- **RECORD SET**

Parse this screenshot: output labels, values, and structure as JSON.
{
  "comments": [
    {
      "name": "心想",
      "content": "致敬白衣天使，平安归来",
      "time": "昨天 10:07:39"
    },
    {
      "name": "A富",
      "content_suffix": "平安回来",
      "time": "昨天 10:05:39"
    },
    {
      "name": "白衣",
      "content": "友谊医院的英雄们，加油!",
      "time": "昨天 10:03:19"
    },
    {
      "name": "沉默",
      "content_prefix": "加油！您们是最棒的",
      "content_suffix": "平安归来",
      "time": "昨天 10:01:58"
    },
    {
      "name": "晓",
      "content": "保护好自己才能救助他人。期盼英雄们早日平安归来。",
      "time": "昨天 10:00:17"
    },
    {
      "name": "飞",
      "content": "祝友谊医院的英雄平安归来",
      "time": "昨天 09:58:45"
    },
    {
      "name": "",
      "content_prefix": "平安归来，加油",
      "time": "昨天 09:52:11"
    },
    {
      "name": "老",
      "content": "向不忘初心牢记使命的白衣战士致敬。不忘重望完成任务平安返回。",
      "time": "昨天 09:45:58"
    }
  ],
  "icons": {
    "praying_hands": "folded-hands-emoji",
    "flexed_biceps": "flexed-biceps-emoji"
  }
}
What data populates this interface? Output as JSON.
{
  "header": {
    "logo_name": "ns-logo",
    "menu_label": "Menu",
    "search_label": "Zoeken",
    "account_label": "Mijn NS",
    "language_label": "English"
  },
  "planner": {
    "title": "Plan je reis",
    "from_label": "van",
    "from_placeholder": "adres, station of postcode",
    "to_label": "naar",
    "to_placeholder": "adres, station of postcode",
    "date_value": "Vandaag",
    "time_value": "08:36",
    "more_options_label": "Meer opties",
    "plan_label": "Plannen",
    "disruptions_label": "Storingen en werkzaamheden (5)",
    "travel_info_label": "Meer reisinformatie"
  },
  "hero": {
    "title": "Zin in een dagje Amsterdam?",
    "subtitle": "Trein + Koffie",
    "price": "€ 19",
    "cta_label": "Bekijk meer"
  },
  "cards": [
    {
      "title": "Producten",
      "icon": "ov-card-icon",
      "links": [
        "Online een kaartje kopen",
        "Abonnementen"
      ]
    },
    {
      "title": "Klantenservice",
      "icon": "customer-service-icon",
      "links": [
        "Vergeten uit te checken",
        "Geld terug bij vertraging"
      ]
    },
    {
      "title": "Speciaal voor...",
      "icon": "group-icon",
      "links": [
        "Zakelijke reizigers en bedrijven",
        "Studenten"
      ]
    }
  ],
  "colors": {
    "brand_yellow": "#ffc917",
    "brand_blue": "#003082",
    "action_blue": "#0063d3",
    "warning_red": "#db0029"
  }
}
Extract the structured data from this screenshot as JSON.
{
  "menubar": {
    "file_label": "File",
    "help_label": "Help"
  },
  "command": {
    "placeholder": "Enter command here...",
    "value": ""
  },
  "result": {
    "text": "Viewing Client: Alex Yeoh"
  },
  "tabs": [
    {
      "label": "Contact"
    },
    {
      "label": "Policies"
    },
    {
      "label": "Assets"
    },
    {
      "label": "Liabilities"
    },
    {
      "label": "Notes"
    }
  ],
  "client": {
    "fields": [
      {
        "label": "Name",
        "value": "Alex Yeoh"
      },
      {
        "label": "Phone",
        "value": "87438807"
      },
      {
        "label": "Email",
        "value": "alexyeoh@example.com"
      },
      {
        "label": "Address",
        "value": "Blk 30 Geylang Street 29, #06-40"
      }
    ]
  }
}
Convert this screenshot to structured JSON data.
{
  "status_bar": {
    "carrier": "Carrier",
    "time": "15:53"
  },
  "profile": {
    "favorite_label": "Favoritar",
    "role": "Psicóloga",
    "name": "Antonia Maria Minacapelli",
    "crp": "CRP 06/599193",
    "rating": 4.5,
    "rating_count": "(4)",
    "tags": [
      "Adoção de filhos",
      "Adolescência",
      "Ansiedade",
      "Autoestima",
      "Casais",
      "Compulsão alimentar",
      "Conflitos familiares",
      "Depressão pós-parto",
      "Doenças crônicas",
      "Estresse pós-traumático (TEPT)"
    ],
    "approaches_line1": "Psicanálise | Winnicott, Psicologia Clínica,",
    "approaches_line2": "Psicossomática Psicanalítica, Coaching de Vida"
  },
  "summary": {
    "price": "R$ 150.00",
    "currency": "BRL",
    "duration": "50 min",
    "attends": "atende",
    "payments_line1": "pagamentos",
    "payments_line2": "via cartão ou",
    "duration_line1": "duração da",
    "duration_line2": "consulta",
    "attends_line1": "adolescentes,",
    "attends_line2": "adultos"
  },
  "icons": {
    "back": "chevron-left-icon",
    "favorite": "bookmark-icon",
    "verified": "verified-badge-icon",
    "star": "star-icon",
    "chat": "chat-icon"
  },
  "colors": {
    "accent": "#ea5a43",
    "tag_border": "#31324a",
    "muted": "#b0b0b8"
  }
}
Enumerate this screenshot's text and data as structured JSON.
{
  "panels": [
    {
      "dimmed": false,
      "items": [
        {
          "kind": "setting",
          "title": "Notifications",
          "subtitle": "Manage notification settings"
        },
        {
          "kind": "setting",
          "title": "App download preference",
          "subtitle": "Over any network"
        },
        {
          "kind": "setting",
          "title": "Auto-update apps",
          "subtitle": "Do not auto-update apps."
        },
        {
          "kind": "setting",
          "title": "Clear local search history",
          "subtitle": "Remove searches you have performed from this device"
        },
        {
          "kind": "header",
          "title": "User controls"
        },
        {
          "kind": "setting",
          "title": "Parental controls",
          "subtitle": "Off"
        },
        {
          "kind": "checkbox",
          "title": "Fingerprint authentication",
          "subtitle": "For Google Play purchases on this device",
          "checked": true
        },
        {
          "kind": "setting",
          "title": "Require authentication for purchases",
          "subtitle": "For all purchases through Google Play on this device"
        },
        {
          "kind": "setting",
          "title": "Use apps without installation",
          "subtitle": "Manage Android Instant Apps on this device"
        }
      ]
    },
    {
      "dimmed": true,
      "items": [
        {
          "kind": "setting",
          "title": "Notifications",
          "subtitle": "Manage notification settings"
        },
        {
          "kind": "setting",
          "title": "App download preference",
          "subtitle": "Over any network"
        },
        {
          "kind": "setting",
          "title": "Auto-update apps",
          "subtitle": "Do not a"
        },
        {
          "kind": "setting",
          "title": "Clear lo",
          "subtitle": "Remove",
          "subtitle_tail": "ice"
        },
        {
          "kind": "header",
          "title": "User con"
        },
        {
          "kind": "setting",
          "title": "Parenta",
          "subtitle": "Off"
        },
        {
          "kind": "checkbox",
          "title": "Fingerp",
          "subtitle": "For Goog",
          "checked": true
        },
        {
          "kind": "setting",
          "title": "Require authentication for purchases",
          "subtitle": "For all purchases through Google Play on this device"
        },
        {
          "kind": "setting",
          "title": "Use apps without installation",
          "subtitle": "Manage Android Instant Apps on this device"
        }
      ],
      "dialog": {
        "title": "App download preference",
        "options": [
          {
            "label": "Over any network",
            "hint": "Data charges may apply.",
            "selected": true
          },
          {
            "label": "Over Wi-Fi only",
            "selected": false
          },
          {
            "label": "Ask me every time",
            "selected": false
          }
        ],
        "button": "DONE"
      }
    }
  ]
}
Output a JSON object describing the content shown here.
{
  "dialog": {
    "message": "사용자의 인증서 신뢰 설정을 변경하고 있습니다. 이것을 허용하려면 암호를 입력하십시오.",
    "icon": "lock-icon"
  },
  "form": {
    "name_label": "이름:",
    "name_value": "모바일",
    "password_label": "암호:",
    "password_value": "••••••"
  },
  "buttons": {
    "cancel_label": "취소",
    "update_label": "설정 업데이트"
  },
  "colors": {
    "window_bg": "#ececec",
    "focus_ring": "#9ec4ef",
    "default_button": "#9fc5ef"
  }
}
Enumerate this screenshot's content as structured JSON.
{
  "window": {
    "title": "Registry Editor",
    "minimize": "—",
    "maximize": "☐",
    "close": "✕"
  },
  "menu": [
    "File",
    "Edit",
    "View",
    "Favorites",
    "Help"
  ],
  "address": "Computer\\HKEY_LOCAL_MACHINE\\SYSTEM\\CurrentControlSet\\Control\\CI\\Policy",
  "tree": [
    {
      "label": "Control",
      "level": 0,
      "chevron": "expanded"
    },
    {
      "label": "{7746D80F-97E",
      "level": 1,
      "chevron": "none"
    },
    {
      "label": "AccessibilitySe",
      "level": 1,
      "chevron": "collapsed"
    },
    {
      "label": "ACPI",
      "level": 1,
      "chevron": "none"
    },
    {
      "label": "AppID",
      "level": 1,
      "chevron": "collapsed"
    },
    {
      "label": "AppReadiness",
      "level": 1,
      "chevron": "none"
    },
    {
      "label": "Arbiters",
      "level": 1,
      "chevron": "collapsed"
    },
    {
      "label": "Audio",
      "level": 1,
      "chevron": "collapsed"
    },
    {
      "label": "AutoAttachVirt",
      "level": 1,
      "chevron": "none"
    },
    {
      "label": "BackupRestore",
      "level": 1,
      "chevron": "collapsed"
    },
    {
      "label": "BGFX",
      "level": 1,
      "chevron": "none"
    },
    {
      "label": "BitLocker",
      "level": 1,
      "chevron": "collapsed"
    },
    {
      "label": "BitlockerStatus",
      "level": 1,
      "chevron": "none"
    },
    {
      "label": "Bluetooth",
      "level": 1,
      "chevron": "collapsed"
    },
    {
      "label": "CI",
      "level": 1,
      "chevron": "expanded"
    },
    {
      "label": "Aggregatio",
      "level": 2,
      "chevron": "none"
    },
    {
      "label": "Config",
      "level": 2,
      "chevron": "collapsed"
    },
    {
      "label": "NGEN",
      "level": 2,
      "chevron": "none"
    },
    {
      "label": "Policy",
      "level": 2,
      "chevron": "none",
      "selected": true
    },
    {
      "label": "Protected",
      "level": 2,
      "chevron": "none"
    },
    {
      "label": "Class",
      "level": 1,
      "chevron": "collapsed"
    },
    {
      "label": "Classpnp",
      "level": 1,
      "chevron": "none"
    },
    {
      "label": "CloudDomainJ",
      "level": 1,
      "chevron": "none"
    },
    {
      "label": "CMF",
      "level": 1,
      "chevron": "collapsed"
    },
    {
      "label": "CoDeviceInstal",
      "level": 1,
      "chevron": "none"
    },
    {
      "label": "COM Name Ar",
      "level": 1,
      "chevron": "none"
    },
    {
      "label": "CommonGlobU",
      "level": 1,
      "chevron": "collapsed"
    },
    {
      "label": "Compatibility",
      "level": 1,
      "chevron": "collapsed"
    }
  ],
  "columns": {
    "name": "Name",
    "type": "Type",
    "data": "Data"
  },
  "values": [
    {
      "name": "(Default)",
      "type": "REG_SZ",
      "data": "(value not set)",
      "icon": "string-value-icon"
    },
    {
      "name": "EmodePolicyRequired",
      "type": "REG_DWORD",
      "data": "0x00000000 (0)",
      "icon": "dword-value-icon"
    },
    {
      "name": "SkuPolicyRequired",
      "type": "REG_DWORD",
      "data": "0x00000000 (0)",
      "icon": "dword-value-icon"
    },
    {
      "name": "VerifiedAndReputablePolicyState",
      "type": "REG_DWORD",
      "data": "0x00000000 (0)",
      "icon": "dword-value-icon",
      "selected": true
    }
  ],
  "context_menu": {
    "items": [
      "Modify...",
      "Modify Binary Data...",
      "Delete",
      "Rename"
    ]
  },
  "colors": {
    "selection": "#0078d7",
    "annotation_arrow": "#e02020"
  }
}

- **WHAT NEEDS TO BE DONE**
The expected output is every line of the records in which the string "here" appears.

- **OUTPUT FOR THIS TASK**
    "placeholder": "Enter command here...",
Output a JSON object describing the content shown here.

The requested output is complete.